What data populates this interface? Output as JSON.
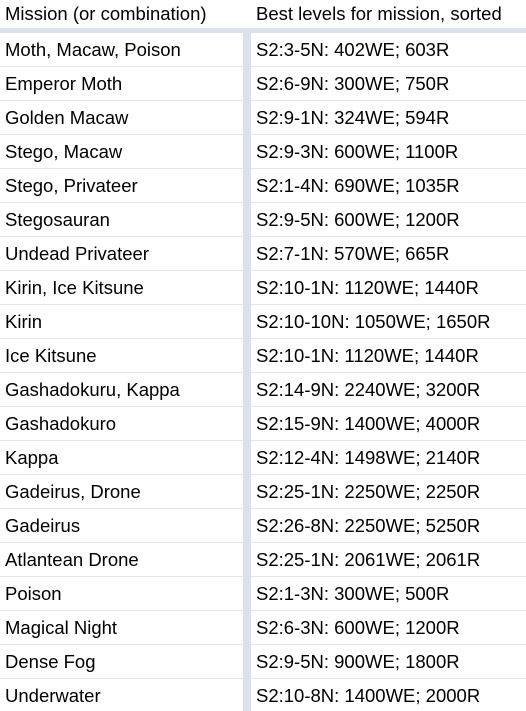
{
  "table": {
    "columns": [
      {
        "id": "mission",
        "label": "Mission (or combination)"
      },
      {
        "id": "levels",
        "label": "Best levels for mission, sorted"
      }
    ],
    "rows": [
      {
        "mission": "Moth, Macaw, Poison",
        "levels": "S2:3-5N: 402WE; 603R"
      },
      {
        "mission": "Emperor Moth",
        "levels": "S2:6-9N: 300WE; 750R"
      },
      {
        "mission": "Golden Macaw",
        "levels": "S2:9-1N: 324WE; 594R"
      },
      {
        "mission": "Stego, Macaw",
        "levels": "S2:9-3N: 600WE; 1100R"
      },
      {
        "mission": "Stego, Privateer",
        "levels": "S2:1-4N: 690WE; 1035R"
      },
      {
        "mission": "Stegosauran",
        "levels": "S2:9-5N: 600WE; 1200R"
      },
      {
        "mission": "Undead Privateer",
        "levels": "S2:7-1N: 570WE; 665R"
      },
      {
        "mission": "Kirin, Ice Kitsune",
        "levels": "S2:10-1N: 1120WE; 1440R"
      },
      {
        "mission": "Kirin",
        "levels": "S2:10-10N: 1050WE; 1650R"
      },
      {
        "mission": "Ice Kitsune",
        "levels": "S2:10-1N: 1120WE; 1440R"
      },
      {
        "mission": "Gashadokuru, Kappa",
        "levels": "S2:14-9N: 2240WE; 3200R"
      },
      {
        "mission": "Gashadokuro",
        "levels": "S2:15-9N: 1400WE; 4000R"
      },
      {
        "mission": "Kappa",
        "levels": "S2:12-4N: 1498WE; 2140R"
      },
      {
        "mission": "Gadeirus, Drone",
        "levels": "S2:25-1N: 2250WE; 2250R"
      },
      {
        "mission": "Gadeirus",
        "levels": "S2:26-8N: 2250WE; 5250R"
      },
      {
        "mission": "Atlantean Drone",
        "levels": "S2:25-1N: 2061WE; 2061R"
      },
      {
        "mission": "Poison",
        "levels": "S2:1-3N: 300WE; 500R"
      },
      {
        "mission": "Magical Night",
        "levels": "S2:6-3N: 600WE; 1200R"
      },
      {
        "mission": "Dense Fog",
        "levels": "S2:9-5N: 900WE; 1800R"
      },
      {
        "mission": "Underwater",
        "levels": "S2:10-8N: 1400WE; 2000R"
      }
    ]
  },
  "colors": {
    "page_background": "#ffffff",
    "cell_background": "#ffffff",
    "row_separator": "#e6e6e6",
    "column_gap": "#dde1ea",
    "header_underline": "#dde1ea",
    "text": "#000000"
  }
}
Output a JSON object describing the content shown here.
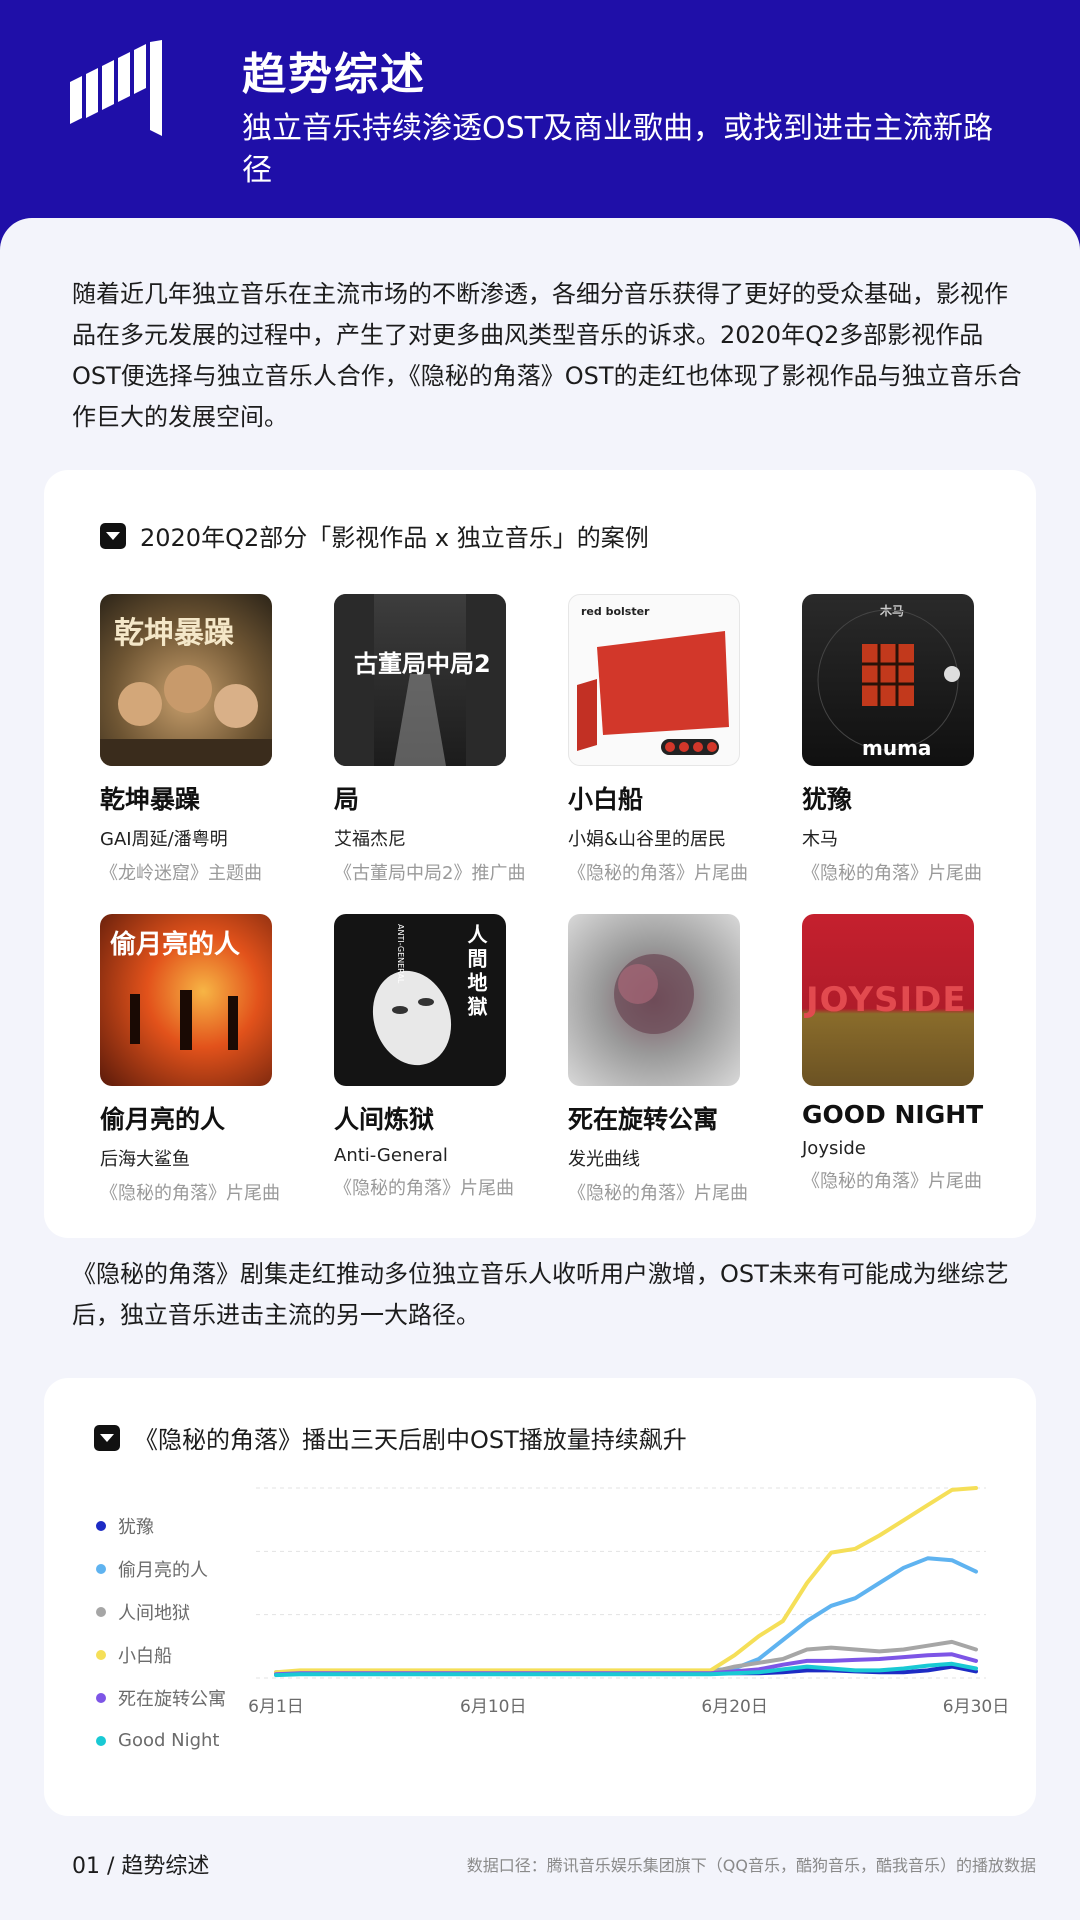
{
  "header": {
    "title": "趋势综述",
    "subtitle": "独立音乐持续渗透OST及商业歌曲，或找到进击主流新路径"
  },
  "intro": "随着近几年独立音乐在主流市场的不断渗透，各细分音乐获得了更好的受众基础，影视作品在多元发展的过程中，产生了对更多曲风类型音乐的诉求。2020年Q2多部影视作品OST便选择与独立音乐人合作，《隐秘的角落》OST的走红也体现了影视作品与独立音乐合作巨大的发展空间。",
  "cases_card": {
    "title": "2020年Q2部分「影视作品 x 独立音乐」的案例",
    "albums": [
      {
        "title": "乾坤暴躁",
        "artist": "GAI周延/潘粤明",
        "note": "《龙岭迷窟》主题曲"
      },
      {
        "title": "局",
        "artist": "艾福杰尼",
        "note": "《古董局中局2》推广曲"
      },
      {
        "title": "小白船",
        "artist": "小娟&山谷里的居民",
        "note": "《隐秘的角落》片尾曲"
      },
      {
        "title": "犹豫",
        "artist": "木马",
        "note": "《隐秘的角落》片尾曲"
      },
      {
        "title": "偷月亮的人",
        "artist": "后海大鲨鱼",
        "note": "《隐秘的角落》片尾曲"
      },
      {
        "title": "人间炼狱",
        "artist": "Anti-General",
        "note": "《隐秘的角落》片尾曲"
      },
      {
        "title": "死在旋转公寓",
        "artist": "发光曲线",
        "note": "《隐秘的角落》片尾曲"
      },
      {
        "title": "GOOD NIGHT",
        "artist": "Joyside",
        "note": "《隐秘的角落》片尾曲"
      }
    ],
    "cover_texts": {
      "c1": "乾坤暴躁",
      "c2": "古董局中局2",
      "c3a": "red bolster",
      "c4a": "木马",
      "c4b": "muma",
      "c5": "偷月亮的人",
      "c6": "人間地獄",
      "c6b": "ANTI-GENERAL",
      "c8": "JOYSIDE"
    }
  },
  "between_text": "《隐秘的角落》剧集走红推动多位独立音乐人收听用户激增，OST未来有可能成为继综艺后，独立音乐进击主流的另一大路径。",
  "chart_card": {
    "title": "《隐秘的角落》播出三天后剧中OST播放量持续飙升"
  },
  "chart_data": {
    "type": "line",
    "title": "《隐秘的角落》播出三天后剧中OST播放量持续飙升",
    "x": [
      1,
      2,
      3,
      4,
      5,
      6,
      7,
      8,
      9,
      10,
      11,
      12,
      13,
      14,
      15,
      16,
      17,
      18,
      19,
      20,
      21,
      22,
      23,
      24,
      25,
      26,
      27,
      28,
      29,
      30
    ],
    "x_tick_labels": [
      "6月1日",
      "6月10日",
      "6月20日",
      "6月30日"
    ],
    "x_tick_values": [
      1,
      10,
      20,
      30
    ],
    "ylim": [
      0,
      100
    ],
    "grid": "horizontal dashed",
    "legend": "left",
    "series": [
      {
        "name": "犹豫",
        "color": "#1d2bc4",
        "values": [
          2,
          2.5,
          2.5,
          2.5,
          2.5,
          2.5,
          2.5,
          2.5,
          2.5,
          2.5,
          2.5,
          2.5,
          2.5,
          2.5,
          2.5,
          2.5,
          2.5,
          2.5,
          2.5,
          2.5,
          2.5,
          3,
          4,
          4,
          3.5,
          3,
          3,
          4,
          6,
          3.5
        ]
      },
      {
        "name": "偷月亮的人",
        "color": "#5fb3f0",
        "values": [
          3,
          3.5,
          3.5,
          3.5,
          3.5,
          3.5,
          3.5,
          3.5,
          3.5,
          3.5,
          3.5,
          3.5,
          3.5,
          3.5,
          3.5,
          3.5,
          3.5,
          3.5,
          4,
          5,
          10,
          20,
          30,
          38,
          42,
          50,
          58,
          63,
          62,
          56
        ]
      },
      {
        "name": "人间地狱",
        "color": "#a6a6a6",
        "values": [
          2.5,
          3,
          3,
          3,
          3,
          3,
          3,
          3,
          3,
          3,
          3,
          3,
          3,
          3,
          3,
          3,
          3,
          3,
          3,
          6,
          8,
          10,
          15,
          16,
          15,
          14,
          15,
          17,
          19,
          15
        ]
      },
      {
        "name": "小白船",
        "color": "#f5df58",
        "values": [
          3,
          4,
          4,
          4,
          4,
          4,
          4,
          4,
          4,
          4,
          4,
          4,
          4,
          4,
          4,
          4,
          4,
          4,
          4,
          12,
          22,
          30,
          50,
          66,
          68,
          75,
          83,
          91,
          99,
          100
        ]
      },
      {
        "name": "死在旋转公寓",
        "color": "#7d55e6",
        "values": [
          2,
          2.5,
          2.5,
          2.5,
          2.5,
          2.5,
          2.5,
          2.5,
          2.5,
          2.5,
          2.5,
          2.5,
          2.5,
          2.5,
          2.5,
          2.5,
          2.5,
          2.5,
          2.5,
          3.5,
          4.5,
          7,
          9,
          9,
          9.5,
          10,
          11,
          12,
          12.5,
          9
        ]
      },
      {
        "name": "Good Night",
        "color": "#19c9d4",
        "values": [
          1.5,
          2,
          2,
          2,
          2,
          2,
          2,
          2,
          2,
          2,
          2,
          2,
          2,
          2,
          2,
          2,
          2,
          2,
          2,
          2.5,
          3,
          4.5,
          6,
          5,
          4,
          4,
          5,
          6.5,
          7.5,
          5
        ]
      }
    ]
  },
  "footer": {
    "left": "01 / 趋势综述",
    "right": "数据口径：腾讯音乐娱乐集团旗下（QQ音乐，酷狗音乐，酷我音乐）的播放数据"
  }
}
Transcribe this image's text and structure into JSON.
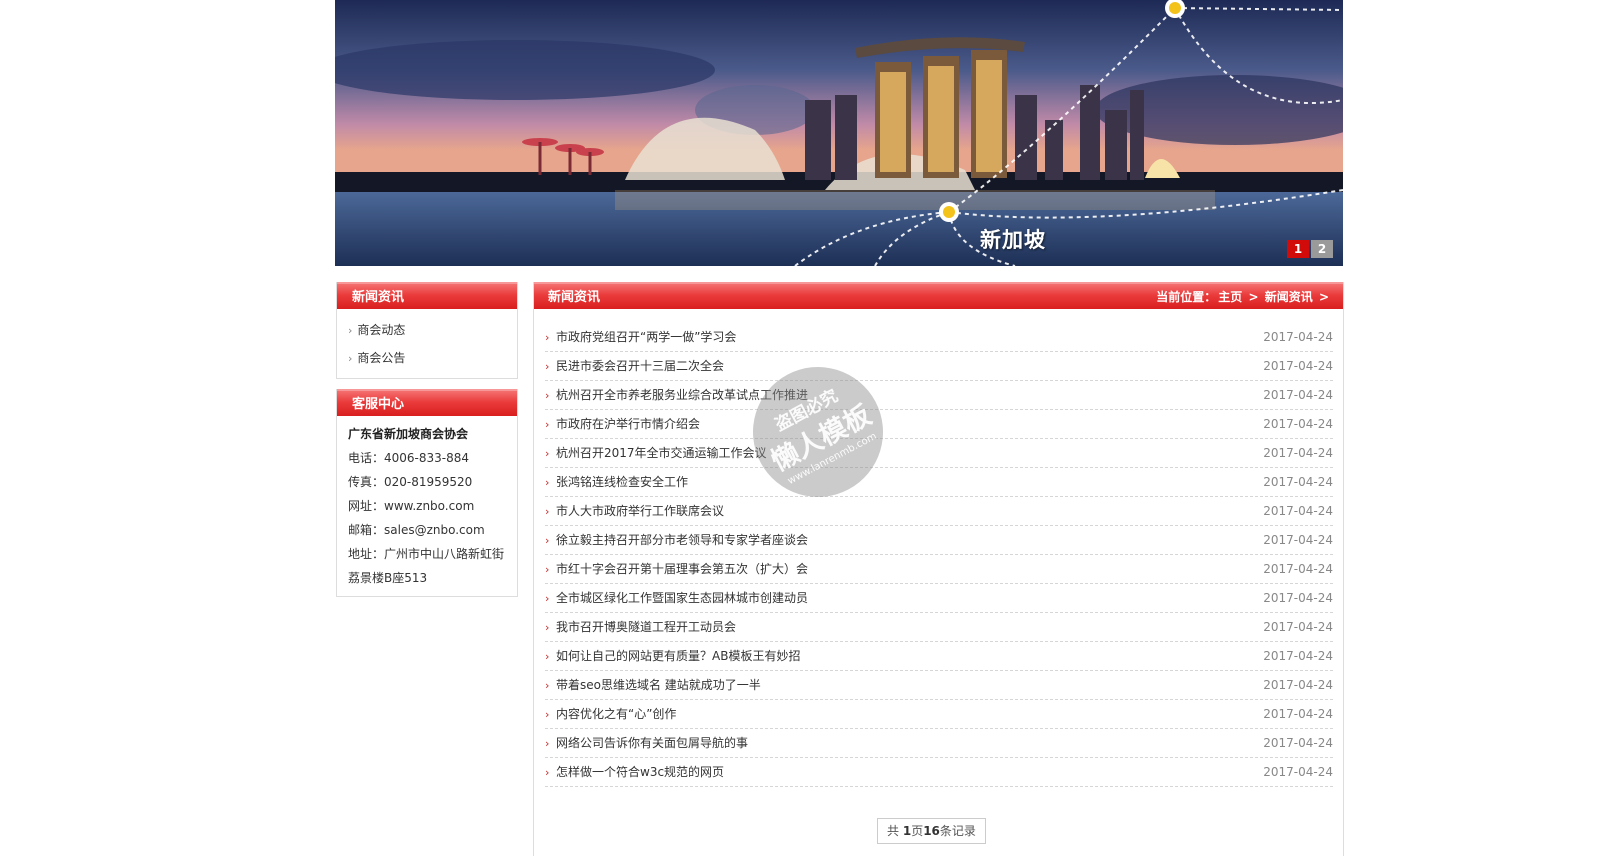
{
  "banner": {
    "caption": "新加坡",
    "slides": [
      "1",
      "2"
    ],
    "active_slide": 1
  },
  "sidebar": {
    "news_panel": {
      "title": "新闻资讯",
      "items": [
        {
          "label": "商会动态"
        },
        {
          "label": "商会公告"
        }
      ]
    },
    "service_panel": {
      "title": "客服中心",
      "org": "广东省新加坡商会协会",
      "phone": "电话：4006-833-884",
      "fax": "传真：020-81959520",
      "website": "网址：www.znbo.com",
      "email": "邮箱：sales@znbo.com",
      "address_line1": "地址：广州市中山八路新虹街",
      "address_line2": "荔景楼B座513"
    }
  },
  "main": {
    "title": "新闻资讯",
    "breadcrumb": {
      "prefix": "当前位置：",
      "home": "主页",
      "sep": ">",
      "current": "新闻资讯",
      "tail": ">"
    },
    "news": [
      {
        "title": "市政府党组召开“两学一做”学习会",
        "date": "2017-04-24"
      },
      {
        "title": "民进市委会召开十三届二次全会",
        "date": "2017-04-24"
      },
      {
        "title": "杭州召开全市养老服务业综合改革试点工作推进",
        "date": "2017-04-24"
      },
      {
        "title": "市政府在沪举行市情介绍会",
        "date": "2017-04-24"
      },
      {
        "title": "杭州召开2017年全市交通运输工作会议",
        "date": "2017-04-24"
      },
      {
        "title": "张鸿铭连线检查安全工作",
        "date": "2017-04-24"
      },
      {
        "title": "市人大市政府举行工作联席会议",
        "date": "2017-04-24"
      },
      {
        "title": "徐立毅主持召开部分市老领导和专家学者座谈会",
        "date": "2017-04-24"
      },
      {
        "title": "市红十字会召开第十届理事会第五次（扩大）会",
        "date": "2017-04-24"
      },
      {
        "title": "全市城区绿化工作暨国家生态园林城市创建动员",
        "date": "2017-04-24"
      },
      {
        "title": "我市召开博奥隧道工程开工动员会",
        "date": "2017-04-24"
      },
      {
        "title": "如何让自己的网站更有质量？AB模板王有妙招",
        "date": "2017-04-24"
      },
      {
        "title": "带着seo思维选域名 建站就成功了一半",
        "date": "2017-04-24"
      },
      {
        "title": "内容优化之有“心”创作",
        "date": "2017-04-24"
      },
      {
        "title": "网络公司告诉你有关面包屑导航的事",
        "date": "2017-04-24"
      },
      {
        "title": "怎样做一个符合w3c规范的网页",
        "date": "2017-04-24"
      }
    ],
    "pager": {
      "p1": "共 ",
      "pages": "1",
      "p2": "页",
      "count": "16",
      "p3": "条记录"
    }
  },
  "watermark": {
    "line1": "盗图必究",
    "line2": "懒人模板",
    "line3": "www.lanrenmb.com"
  }
}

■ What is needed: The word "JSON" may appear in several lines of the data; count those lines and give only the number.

■ Reply: 3